    • Earmuffs can be found hanging throughout the Cold Shop, and should remain next to appropriate equipment on designated hangers. (e.g. Next to the Diamond Saw(s), Belt Sander and Sand Blaster(s).
  • Dust masks or respirators should be worn whenever there is airborne glass dust.
    • When using: Diamond Saw(s), pneumatic Die-Grinders, Belt Sanders and Sand Blasters.
  • Be cautious of wet floors! Almost all equipment in the Cold Shop uses water. This means that the floors are very often wet and can be slippery. Caution should be used anytime you are working in or moving through the Cold Shop. In event of excess water, please squeegee water into nearest drain immediately! Squeegees can be found hanging throughout the Cold Shop. Mop up water residue with mop.
  • Clean and remove ALL GLASS DUST! Cold Working equipment grinds glass to create a tenacious dust that is composed mostly of amorphous silica. This dust can be invisible when wet but obvious as a white film when dry. Although less dangerous than crystalline silica, Amorphous Silica dust is a classified as Hazardous Substance and is controlled by OSHA guidelines. All glass/silica dust must be cleaned off all surfaces after each use of any machine or work area! Failure to do so will result in docking of Participation Grade and (if it continues) revoking of access to Cold Shop.

Never use equipment you have not be trained on or feel uncomfortable with.
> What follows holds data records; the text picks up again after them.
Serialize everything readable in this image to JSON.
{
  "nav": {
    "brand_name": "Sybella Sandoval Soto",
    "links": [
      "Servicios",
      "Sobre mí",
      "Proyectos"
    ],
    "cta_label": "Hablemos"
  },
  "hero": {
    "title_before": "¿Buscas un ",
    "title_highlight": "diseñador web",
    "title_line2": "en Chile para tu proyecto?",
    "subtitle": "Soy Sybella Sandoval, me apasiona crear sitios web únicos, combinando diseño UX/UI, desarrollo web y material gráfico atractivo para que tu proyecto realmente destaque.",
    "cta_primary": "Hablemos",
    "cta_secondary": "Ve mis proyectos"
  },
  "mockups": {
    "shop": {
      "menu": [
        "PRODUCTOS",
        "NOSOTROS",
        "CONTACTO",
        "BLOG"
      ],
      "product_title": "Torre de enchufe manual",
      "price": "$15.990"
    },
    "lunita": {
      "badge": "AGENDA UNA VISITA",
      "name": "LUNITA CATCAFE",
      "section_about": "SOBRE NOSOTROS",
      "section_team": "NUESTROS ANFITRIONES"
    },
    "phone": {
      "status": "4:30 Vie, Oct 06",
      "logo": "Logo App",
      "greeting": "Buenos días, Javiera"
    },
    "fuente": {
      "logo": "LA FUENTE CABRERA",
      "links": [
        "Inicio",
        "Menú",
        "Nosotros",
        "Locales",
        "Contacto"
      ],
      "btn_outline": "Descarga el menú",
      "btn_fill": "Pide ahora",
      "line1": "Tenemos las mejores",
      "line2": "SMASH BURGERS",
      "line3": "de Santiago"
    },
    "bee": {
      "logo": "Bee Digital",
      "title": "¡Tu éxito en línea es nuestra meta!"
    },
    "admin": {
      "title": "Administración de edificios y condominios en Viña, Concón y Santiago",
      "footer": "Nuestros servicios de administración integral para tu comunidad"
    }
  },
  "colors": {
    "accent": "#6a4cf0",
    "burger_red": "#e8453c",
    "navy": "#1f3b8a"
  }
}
  • Amorphous Silica: is essentially melted glass. The melting process changes the regular crystalline structure of Crystalline Silica into an irregular structure. This structure seems to make all the difference as far as health concerns go, because the “closed” structure of melted glass means that it won’t stick to lung tissue the way Crystalline Silica does. [NOTE: the full health risks of Amorphous Silica have NOT been assessed, and preliminary finding in animals suggest that it can cause severe respiratory complications, but that these were somewhat reversible. There are no findings that suggest Amorphous Silica is a carcinogen or will cause Silicosis. However, there are no conclusive findings that prove this form of silica is fully safe, so safety precautions should be instituted.]